Geography and distribution
Bulbophyllum macranthum is native to Assam (India), Burma (Myanmar), Thailand, Cambodia, Vietnam, Nicobar Islands, Malaysia, Singapore, Sumatra, Java, Borneo, Philippines, Sulawesi, Moluccas, New Guinea and Solomon Islands. It is common in parts of this range, for example on the Nicobar Islands, but rare in others.
In some areas it can be confused with similar-looking species (B. praetervisum in Borneo, which differs in having a pair of downward-pointing teeth on the column, and B. grandifolium in New Guinea, which differs in having a triangular, rather than quadrangular, basal part of the lip).
Bulbophyllum macranthum grows in a very wide range of habitats, and has been collected in primary and secondary, evergreen, semi-deciduous and deciduous, broadleaf and coniferous, lowland to montane forests.
A robust, creeping, epiphytic (growing on other plants) orchid, with a rhizome 4–5 mm thick, which is covered with sheaths that break down leaving persistent fibres about 2 cm long. The pseudobulbs are about 3 cm tall and each bears a single 10–25 cm long, thick leathery leaf. The flowers are solitary, sometimes over 4 cm in diameter, and have fleshy, shiny sepals and petals. The dorsal sepals and petals are whitish with dense purple spotting and the lateral sepals are ochre-yellow, spotted with purple.
The British botanist Henry N. Ridley (1855-1956) described the flowers as smelling of cloves, while some have said they smell faintly of camphor.
Illustration of Bulbophyllum macranthum by Matilda Smith and John Nugent Fitch from Curtis's Botanical Magazine (1891).
Bulbophyllum macranthum is pollinated by fruit flies (Bactrocera species).
Threats and conservation
Many epiphytes have undergone a dramatic population decline, mainly because of habitat loss and timber extraction activities, which have driven many species close to extinction. Forests in parts of the region where Bulbophyllum macranthum occurs have been heavily logged, degraded and fragmented.
Bulbophyllum macranthum is a very attractive orchid, popular with hobbyists, and hence populations may suffer as a result of collection of individuals from the wild for the horticultural trade. The continued collection of Bulbophyllum macranthum in logged and secondary forests suggests that it is able to regenerate and persist in disturbed and secondary vegetation.
The species is currently listed on Appendix II of the Convention on International Trade in Endangered Species of Wild Fauna and Flora (CITES), meaning that international trade in it is controlled through permits.

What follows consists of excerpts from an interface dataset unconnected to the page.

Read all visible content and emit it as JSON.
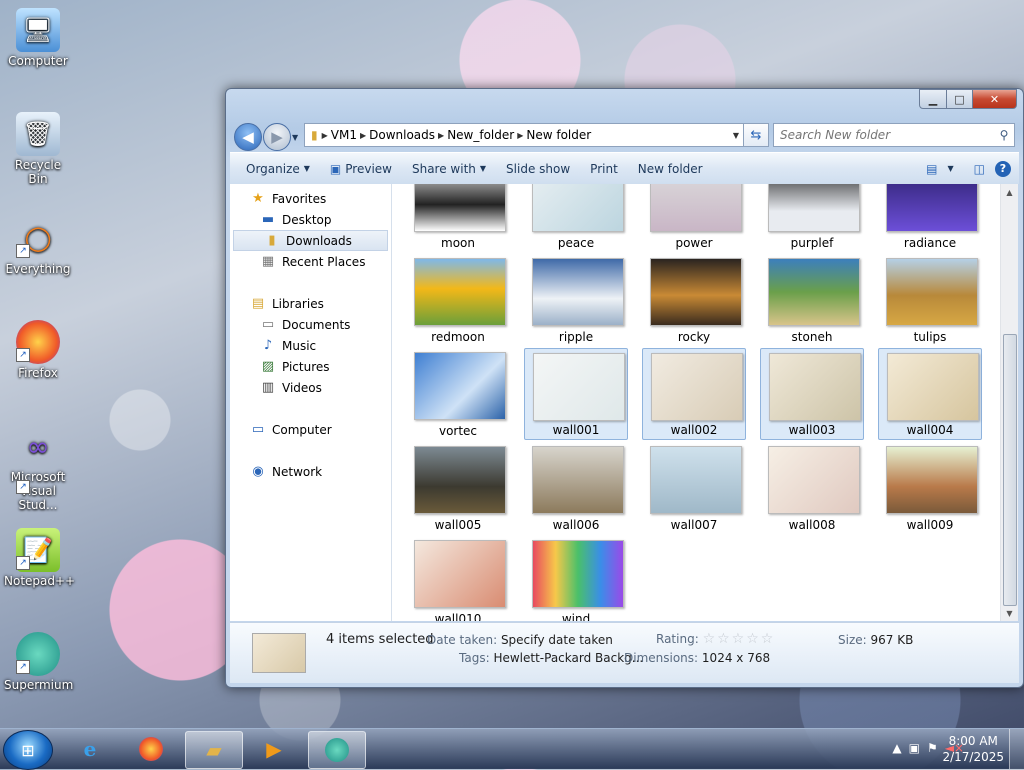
{
  "desktop": {
    "icons": [
      {
        "label": "Computer",
        "icon": "computer-icon"
      },
      {
        "label": "Recycle Bin",
        "icon": "recycle-bin-icon"
      },
      {
        "label": "Everything",
        "icon": "everything-icon"
      },
      {
        "label": "Firefox",
        "icon": "firefox-icon"
      },
      {
        "label": "Microsoft Visual Stud...",
        "icon": "visual-studio-icon"
      },
      {
        "label": "Notepad++",
        "icon": "notepadpp-icon"
      },
      {
        "label": "Supermium",
        "icon": "supermium-icon"
      }
    ]
  },
  "window": {
    "controls": {
      "minimize": "▁",
      "maximize": "□",
      "close": "✕"
    },
    "address": {
      "segments": [
        "VM1",
        "Downloads",
        "New_folder",
        "New folder"
      ]
    },
    "search": {
      "placeholder": "Search New folder"
    },
    "toolbar": {
      "organize": "Organize",
      "preview": "Preview",
      "share_with": "Share with",
      "slide_show": "Slide show",
      "print": "Print",
      "new_folder": "New folder",
      "help": "?"
    },
    "nav": {
      "favorites": "Favorites",
      "desktop": "Desktop",
      "downloads": "Downloads",
      "recent_places": "Recent Places",
      "libraries": "Libraries",
      "documents": "Documents",
      "music": "Music",
      "pictures": "Pictures",
      "videos": "Videos",
      "computer": "Computer",
      "network": "Network"
    },
    "files": [
      {
        "name": "moon",
        "selected": false
      },
      {
        "name": "peace",
        "selected": false
      },
      {
        "name": "power",
        "selected": false
      },
      {
        "name": "purplef",
        "selected": false
      },
      {
        "name": "radiance",
        "selected": false
      },
      {
        "name": "redmoon",
        "selected": false
      },
      {
        "name": "ripple",
        "selected": false
      },
      {
        "name": "rocky",
        "selected": false
      },
      {
        "name": "stoneh",
        "selected": false
      },
      {
        "name": "tulips",
        "selected": false
      },
      {
        "name": "vortec",
        "selected": false
      },
      {
        "name": "wall001",
        "selected": true
      },
      {
        "name": "wall002",
        "selected": true
      },
      {
        "name": "wall003",
        "selected": true
      },
      {
        "name": "wall004",
        "selected": true
      },
      {
        "name": "wall005",
        "selected": false
      },
      {
        "name": "wall006",
        "selected": false
      },
      {
        "name": "wall007",
        "selected": false
      },
      {
        "name": "wall008",
        "selected": false
      },
      {
        "name": "wall009",
        "selected": false
      },
      {
        "name": "wall010",
        "selected": false
      },
      {
        "name": "wind",
        "selected": false
      }
    ],
    "details": {
      "count": "4 items selected",
      "date_taken_label": "Date taken:",
      "date_taken_value": "Specify date taken",
      "tags_label": "Tags:",
      "tags_value": "Hewlett-Packard Backg...",
      "rating_label": "Rating:",
      "rating_stars": "☆☆☆☆☆",
      "dimensions_label": "Dimensions:",
      "dimensions_value": "1024 x 768",
      "size_label": "Size:",
      "size_value": "967 KB"
    }
  },
  "taskbar": {
    "time": "8:00 AM",
    "date": "2/17/2025"
  }
}
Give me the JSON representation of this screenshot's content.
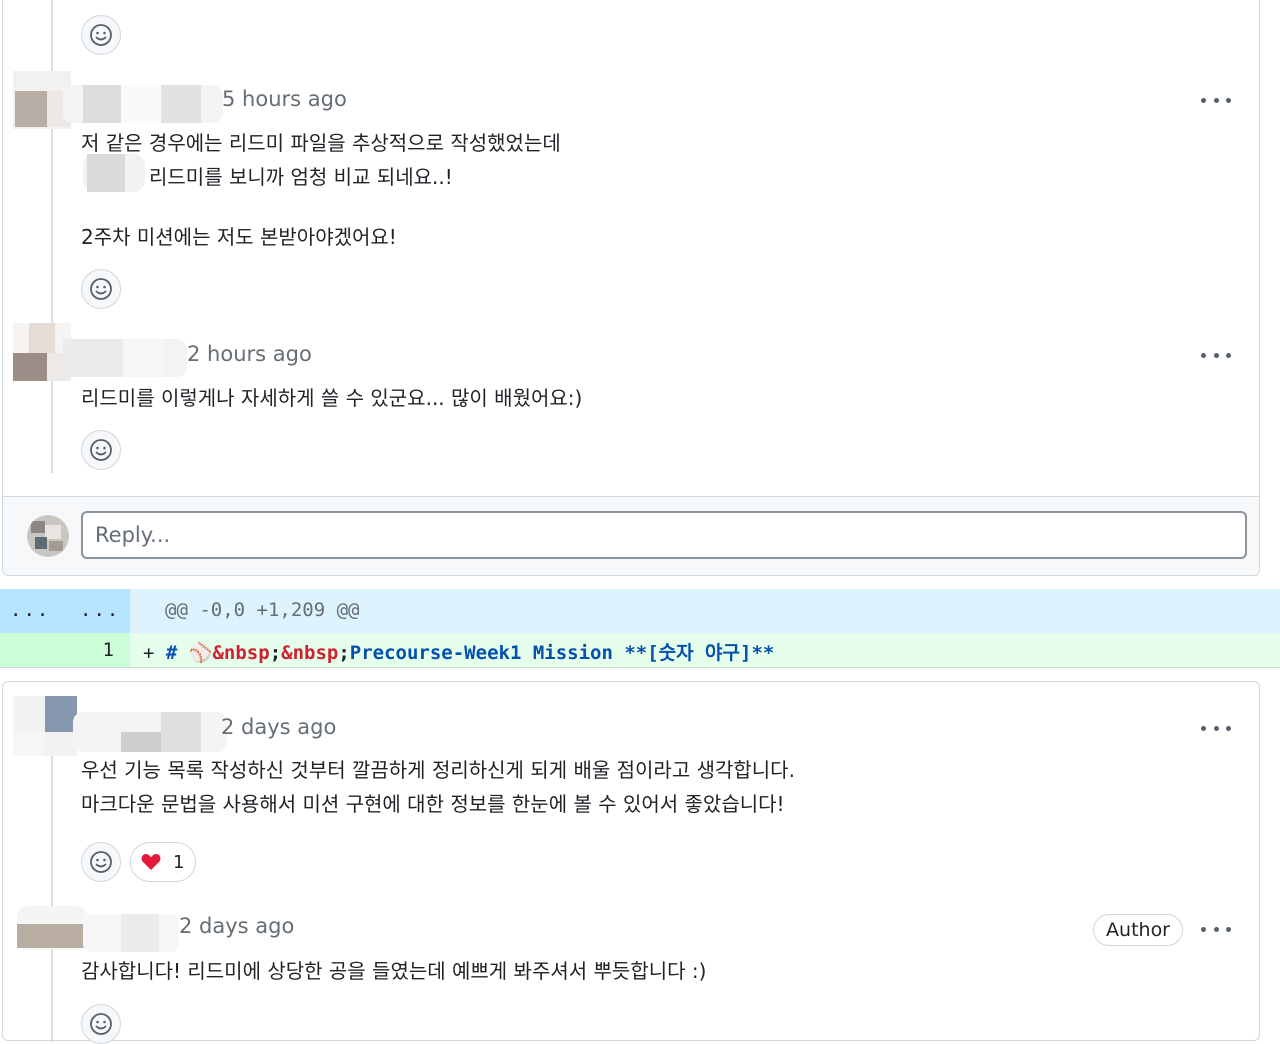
{
  "thread1": {
    "comments": [
      {
        "time": "5 hours ago",
        "lines": [
          "저 같은 경우에는 리드미 파일을 추상적으로 작성했었는데",
          "리드미를 보니까 엄청 비교 되네요..!",
          "2주차 미션에는 저도 본받아야겠어요!"
        ]
      },
      {
        "time": "2 hours ago",
        "lines": [
          "리드미를 이렇게나 자세하게 쓸 수 있군요... 많이 배웠어요:)"
        ]
      }
    ],
    "reply_placeholder": "Reply..."
  },
  "diff": {
    "expand_left": "...",
    "expand_right": "...",
    "hunk_header": "@@ -0,0 +1,209 @@",
    "line_number": "1",
    "plus": "+",
    "code_hash": "#",
    "code_emoji": "⚾",
    "code_nbsp1": "&nbsp",
    "code_semi1": ";",
    "code_nbsp2": "&nbsp",
    "code_semi2": ";",
    "code_title": "Precourse-Week1 Mission ",
    "code_bold": "**[숫자 야구]**"
  },
  "thread2": {
    "comments": [
      {
        "time": "2 days ago",
        "lines": [
          "우선 기능 목록 작성하신 것부터 깔끔하게 정리하신게 되게 배울 점이라고 생각합니다.",
          "마크다운 문법을 사용해서 미션 구현에 대한 정보를 한눈에 볼 수 있어서 좋았습니다!"
        ],
        "reaction": {
          "emoji": "heart-icon",
          "count": "1"
        }
      },
      {
        "time": "2 days ago",
        "badge": "Author",
        "lines": [
          "감사합니다! 리드미에 상당한 공을 들였는데 예쁘게 봐주셔서 뿌듯합니다 :)"
        ]
      }
    ]
  },
  "colors": {
    "border": "#d0d7de",
    "muted": "#656d76",
    "hunk_bg": "#ddf4ff",
    "hunk_gutter": "#b6e3ff",
    "add_bg": "#e6ffec",
    "add_gutter": "#ccffd8",
    "heading_blue": "#0550ae",
    "entity_red": "#cf222e"
  }
}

Bulbophyllum macranthum is being monitored as part of the 'Sampled Red List Index' project, which aims to produce conservation assessments for a representative sample of the world’s plant species. This information will then be used to monitor trends in extinction risk and help focus conservation efforts where they are needed most.
Bulbophyllum macranthum is cultivated as an ornamental by orchid enthusiasts.
This species at Kew
Bulbophyllum macranthum is grown in the behind-the-scenes Tropical Nursery at Kew and can sometimes be seen on display in the Princess of Wales Conservatory.
Dried and alcohol-preserved specimens of Bulbophyllum macranthum are held in Kew’s Herbarium, where they are available to researchers from around the world by appointment. The details of some of these can be seen online in the Herbarium Catalogue.